**Task:**
Please report each line in the material below that includes "with".

**Input material:**
========================================

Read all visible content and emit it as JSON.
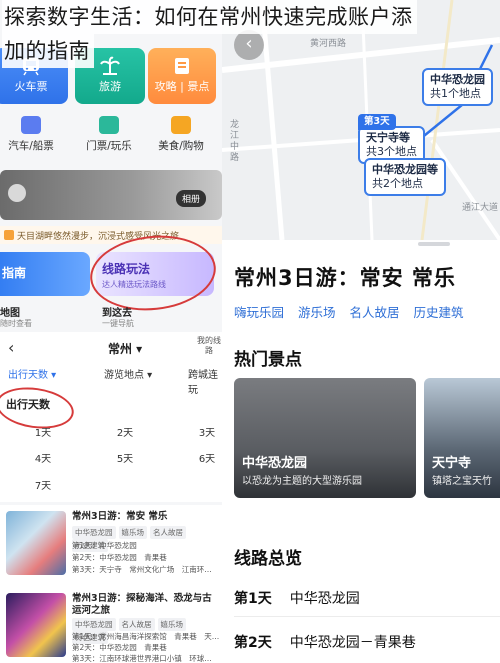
{
  "article_title": {
    "line1": "探索数字生活：如何在常州快速完成账户添",
    "line2": "加的指南"
  },
  "left_app": {
    "top_categories": [
      {
        "label": "火车票",
        "icon": "train-ticket-icon"
      },
      {
        "label": "旅游",
        "icon": "palm-tree-icon"
      },
      {
        "label": "攻略 | 景点",
        "icon": "guide-book-icon"
      }
    ],
    "second_categories": [
      {
        "label": "汽车/船票",
        "icon": "bus-icon"
      },
      {
        "label": "门票/玩乐",
        "icon": "ticket-icon"
      },
      {
        "label": "美食/购物",
        "icon": "shopping-bag-icon"
      }
    ],
    "banner": {
      "pill": "相册"
    },
    "notice": "天目湖畔悠然漫步，沉浸式感受风光之旅",
    "card_guide": "指南",
    "card_route": {
      "title": "线路玩法",
      "sub": "达人精选玩法路线"
    },
    "mini_links": {
      "a": "地图",
      "b": "到这去",
      "sa": "随时查看",
      "sb": "一键导航"
    },
    "picker": {
      "back": "‹",
      "city": "常州 ▾",
      "generate": "我的线路",
      "tabs": [
        "出行天数 ▾",
        "游览地点 ▾",
        "跨城连玩"
      ],
      "days_title": "出行天数",
      "days": [
        "1天",
        "2天",
        "3天",
        "4天",
        "5天",
        "6天",
        "7天"
      ]
    },
    "routes": [
      {
        "title": "常州3日游：常安 常乐",
        "tags": [
          "中华恐龙园",
          "嬉乐场",
          "名人故居",
          "历史建筑"
        ],
        "days": [
          "第1天：中华恐龙园",
          "第2天：中华恐龙园　青果巷",
          "第3天：天宁寺　常州文化广场　江南环…"
        ]
      },
      {
        "title": "常州3日游：探秘海洋、恐龙与古运河之旅",
        "tags": [
          "中华恐龙园",
          "名人故居",
          "嬉乐场",
          "特色建筑"
        ],
        "days": [
          "第1天：常州海昌海洋探索馆　青果巷　天…",
          "第2天：中华恐龙园　青果巷",
          "第3天：江南环球港世界港口小镇　环球…"
        ]
      }
    ]
  },
  "right_app": {
    "map": {
      "back": "‹",
      "labels": [
        "黄河西路",
        "龙江中路",
        "通江大道"
      ],
      "pins": [
        {
          "day": "",
          "name": "中华恐龙园",
          "sub": "共1个地点"
        },
        {
          "day": "第3天",
          "name": "天宁寺等",
          "sub": "共3个地点"
        },
        {
          "day": "",
          "name": "中华恐龙园等",
          "sub": "共2个地点"
        }
      ]
    },
    "title": "常州3日游：常安 常乐",
    "tags": [
      "嗨玩乐园",
      "游乐场",
      "名人故居",
      "历史建筑"
    ],
    "hot_spots_heading": "热门景点",
    "spots": [
      {
        "name": "中华恐龙园",
        "desc": "以恐龙为主题的大型游乐园"
      },
      {
        "name": "天宁寺",
        "desc": "镇塔之宝天竹"
      }
    ],
    "overview_heading": "线路总览",
    "day_rows": [
      {
        "day": "第1天",
        "place": "中华恐龙园"
      },
      {
        "day": "第2天",
        "place": "中华恐龙园－青果巷"
      }
    ]
  }
}
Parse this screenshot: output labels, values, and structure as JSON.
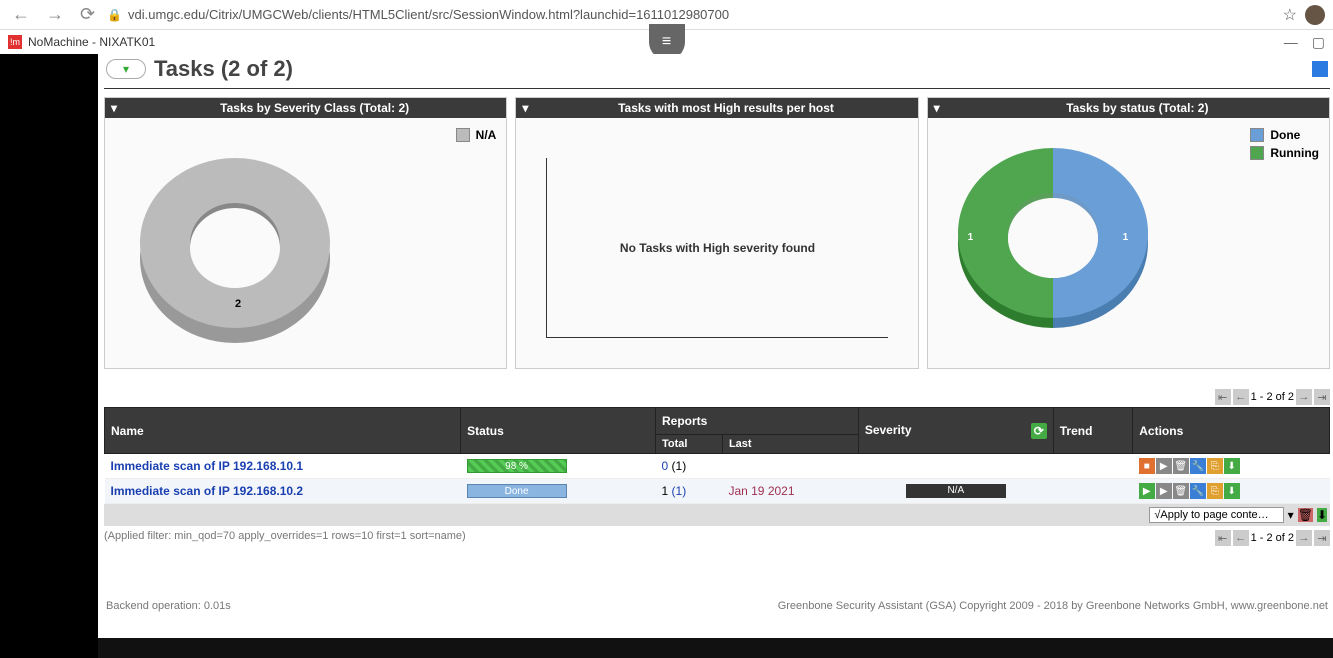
{
  "browser": {
    "url": "vdi.umgc.edu/Citrix/UMGCWeb/clients/HTML5Client/src/SessionWindow.html?launchid=1611012980700"
  },
  "taskbar": {
    "app_title": "NoMachine - NIXATK01"
  },
  "page_title": "Tasks (2 of 2)",
  "panels": {
    "severity": {
      "title": "Tasks by Severity Class (Total: 2)",
      "legend_na": "N/A",
      "count_label": "2"
    },
    "high": {
      "title": "Tasks with most High results per host",
      "empty_msg": "No Tasks with High severity found"
    },
    "status": {
      "title": "Tasks by status (Total: 2)",
      "legend_done": "Done",
      "legend_running": "Running",
      "count_done": "1",
      "count_running": "1"
    }
  },
  "pager": {
    "text": "1 - 2 of 2"
  },
  "table": {
    "headers": {
      "name": "Name",
      "status": "Status",
      "reports": "Reports",
      "total": "Total",
      "last": "Last",
      "severity": "Severity",
      "trend": "Trend",
      "actions": "Actions"
    },
    "rows": [
      {
        "name": "Immediate scan of IP 192.168.10.1",
        "status_pct": "98 %",
        "total_a": "0",
        "total_b": "(1)",
        "last": "",
        "severity": ""
      },
      {
        "name": "Immediate scan of IP 192.168.10.2",
        "status_done": "Done",
        "total_a": "1",
        "total_b": "(1)",
        "last": "Jan 19 2021",
        "severity": "N/A"
      }
    ]
  },
  "apply_dropdown": "√Apply to page conte…",
  "filter_note": "(Applied filter: min_qod=70 apply_overrides=1 rows=10 first=1 sort=name)",
  "backend": "Backend operation: 0.01s",
  "footer": "Greenbone Security Assistant (GSA) Copyright 2009 - 2018 by Greenbone Networks GmbH, www.greenbone.net",
  "chart_data": [
    {
      "type": "pie",
      "title": "Tasks by Severity Class (Total: 2)",
      "series": [
        {
          "name": "N/A",
          "value": 2
        }
      ]
    },
    {
      "type": "bar",
      "title": "Tasks with most High results per host",
      "categories": [],
      "values": [],
      "note": "No Tasks with High severity found"
    },
    {
      "type": "pie",
      "title": "Tasks by status (Total: 2)",
      "series": [
        {
          "name": "Done",
          "value": 1
        },
        {
          "name": "Running",
          "value": 1
        }
      ]
    }
  ]
}
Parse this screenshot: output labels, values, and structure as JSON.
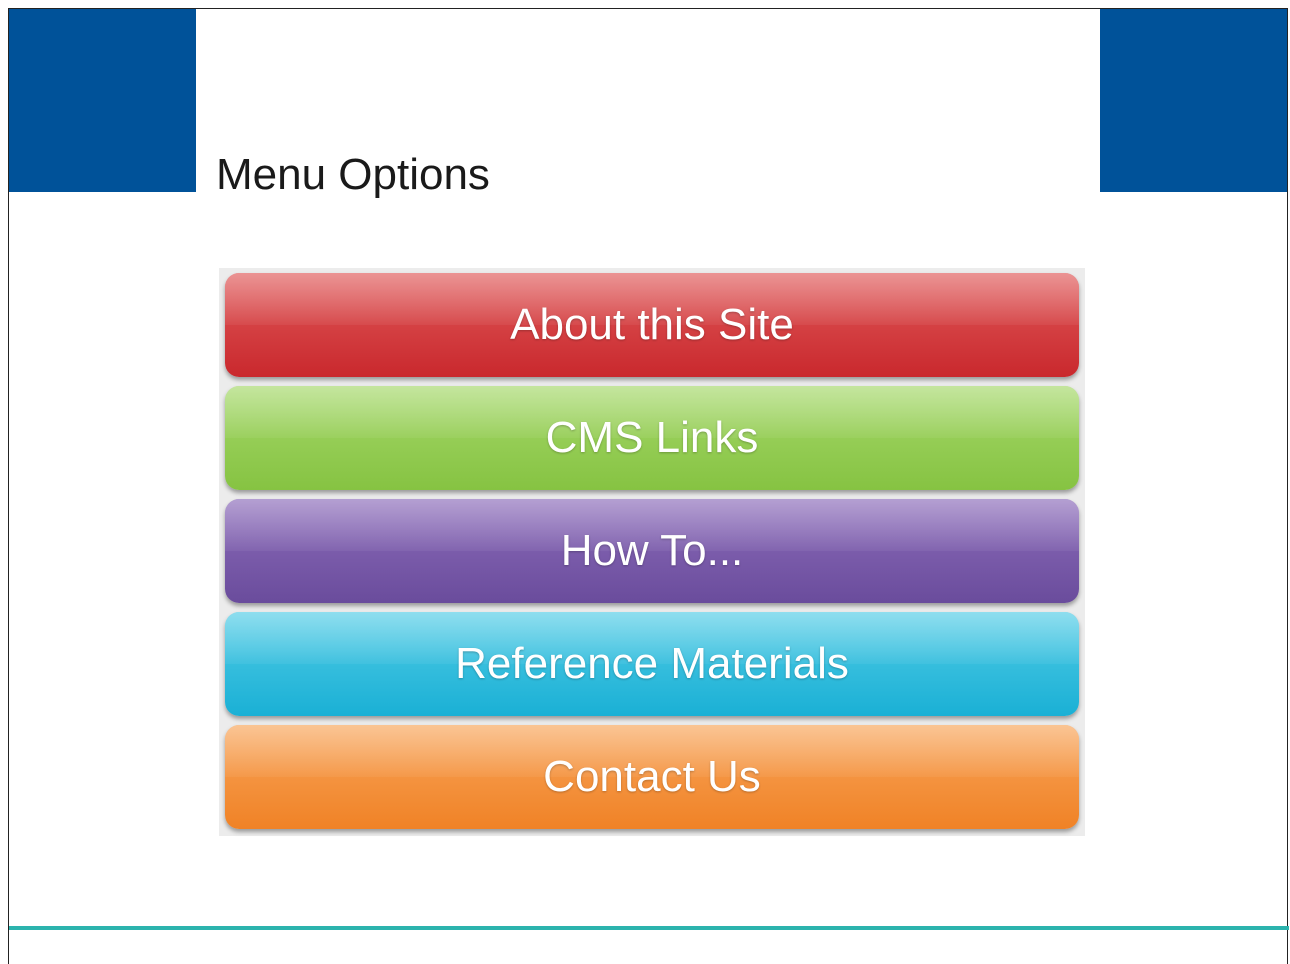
{
  "slide": {
    "title": "Menu Options"
  },
  "colors": {
    "header_block": "#005299",
    "bottom_rule": "#2bb3ad"
  },
  "menu": {
    "items": [
      {
        "label": "About this Site",
        "color_top": "#e05a5a",
        "color_bottom": "#c9282d"
      },
      {
        "label": "CMS Links",
        "color_top": "#a5d86a",
        "color_bottom": "#86c342"
      },
      {
        "label": "How To...",
        "color_top": "#8c6cba",
        "color_bottom": "#6a4c9c"
      },
      {
        "label": "Reference Materials",
        "color_top": "#52cce6",
        "color_bottom": "#1ab0d5"
      },
      {
        "label": "Contact Us",
        "color_top": "#f8a55a",
        "color_bottom": "#f08226"
      }
    ]
  }
}
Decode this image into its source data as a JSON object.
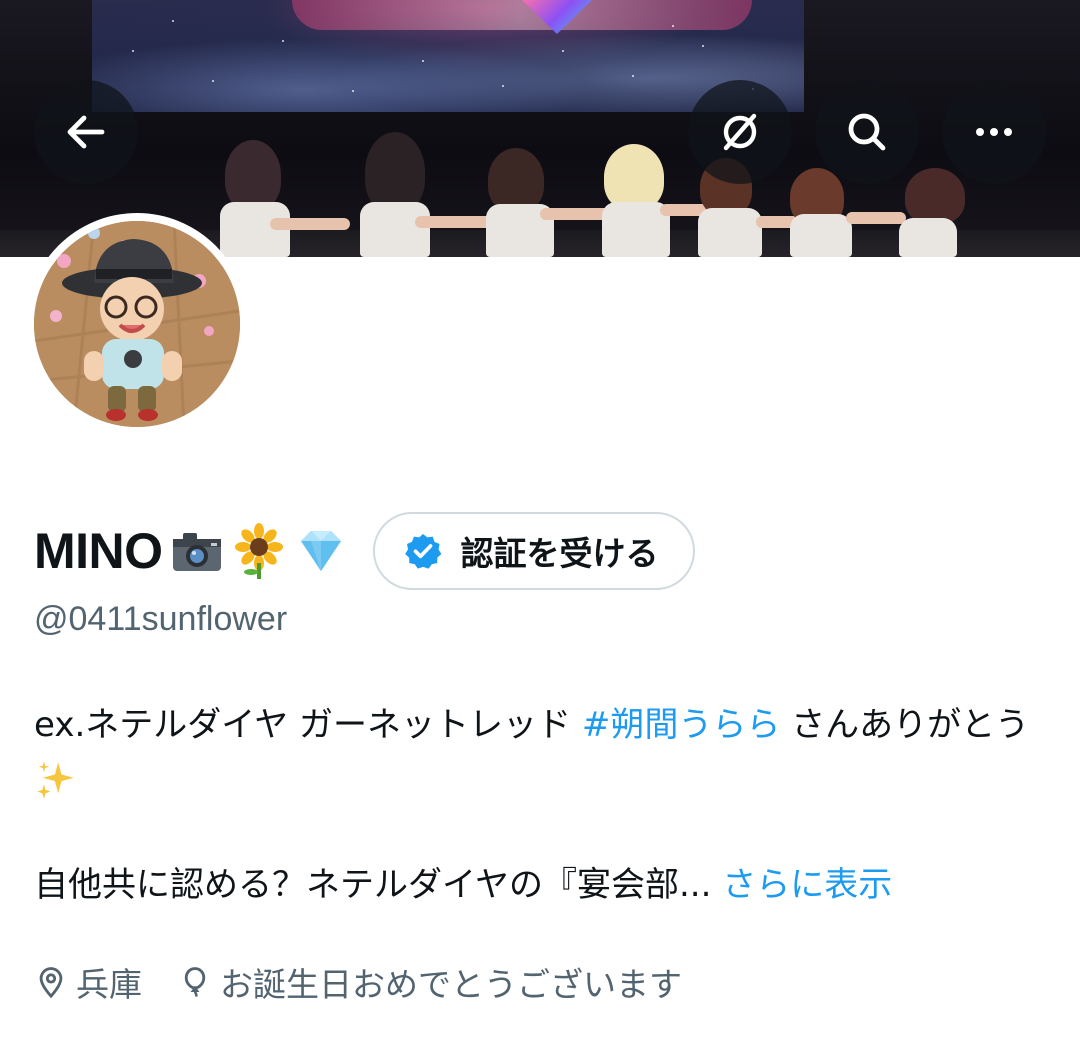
{
  "banner": {
    "alt_description": ""
  },
  "nav": {
    "back_icon": "arrow-left-icon",
    "hide_icon": "eye-off-circle-icon",
    "search_icon": "search-icon",
    "more_icon": "more-horizontal-icon"
  },
  "profile": {
    "display_name": "MINO",
    "name_emojis": [
      "camera-icon",
      "sunflower-icon",
      "diamond-icon"
    ],
    "verify_label": "認証を受ける",
    "handle": "@0411sunflower",
    "bio_line1_pre": "ex.ネテルダイヤ ガーネットレッド ",
    "bio_hashtag": "#朔間うらら",
    "bio_line1_post": " さんありがとう",
    "bio_line2": "自他共に認める？ネテルダイヤの『宴会部...",
    "show_more": "さらに表示",
    "location": "兵庫",
    "birthday_text": "お誕生日おめでとうございます"
  },
  "colors": {
    "accent": "#1d9bf0",
    "secondary_text": "#536471",
    "primary_text": "#0f1419",
    "button_border": "#cfd9de"
  }
}
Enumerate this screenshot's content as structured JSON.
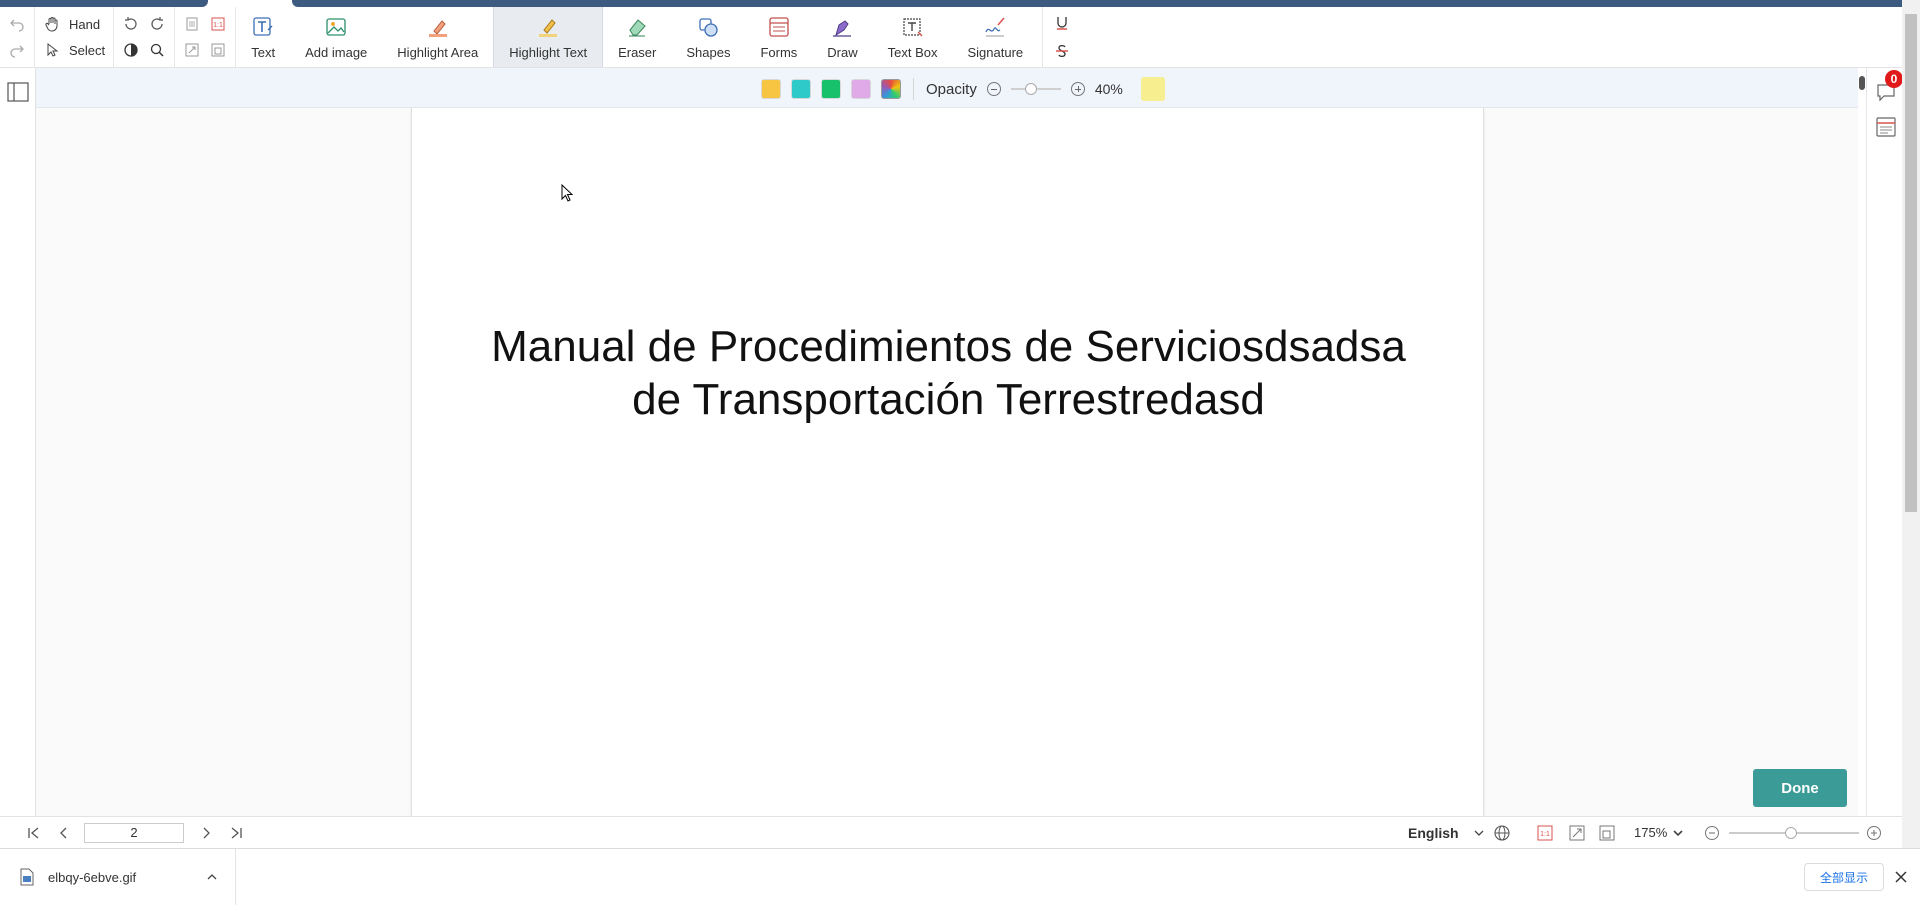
{
  "toolbar": {
    "hand_label": "Hand",
    "select_label": "Select",
    "tools": [
      {
        "label": "Text",
        "icon": "text-tool-icon"
      },
      {
        "label": "Add image",
        "icon": "image-icon"
      },
      {
        "label": "Highlight Area",
        "icon": "highlight-area-icon"
      },
      {
        "label": "Highlight Text",
        "icon": "highlight-text-icon",
        "active": true
      },
      {
        "label": "Eraser",
        "icon": "eraser-icon"
      },
      {
        "label": "Shapes",
        "icon": "shapes-icon"
      },
      {
        "label": "Forms",
        "icon": "forms-icon"
      },
      {
        "label": "Draw",
        "icon": "draw-icon"
      },
      {
        "label": "Text Box",
        "icon": "text-box-icon"
      },
      {
        "label": "Signature",
        "icon": "signature-icon"
      }
    ],
    "mini_labels": {
      "fit": "1:1"
    }
  },
  "highlight_bar": {
    "colors": [
      "#f7c541",
      "#2ec9c9",
      "#17c06b",
      "#e0a9e8"
    ],
    "selected_color": "#f6ee8f",
    "opacity_label": "Opacity",
    "opacity_value": "40%",
    "opacity_fraction": 0.4
  },
  "document": {
    "title_line1": "Manual de Procedimientos de Serviciosdsadsa",
    "title_line2": "de Transportación Terrestredasd"
  },
  "done_label": "Done",
  "comments_badge": "0",
  "status": {
    "page_number": "2",
    "language": "English",
    "zoom": "175%",
    "zoom_fraction": 0.48
  },
  "download": {
    "filename": "elbqy-6ebve.gif",
    "show_all": "全部显示"
  },
  "accent": "#3a9b97",
  "brand": "#3d5a80"
}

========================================

**Expected output:**
      "title": "Tasks with most High results per host",
      "empty_msg": "No Tasks with High severity found"
      "title": "Tasks with most High results per host",
      "note": "No Tasks with High severity found"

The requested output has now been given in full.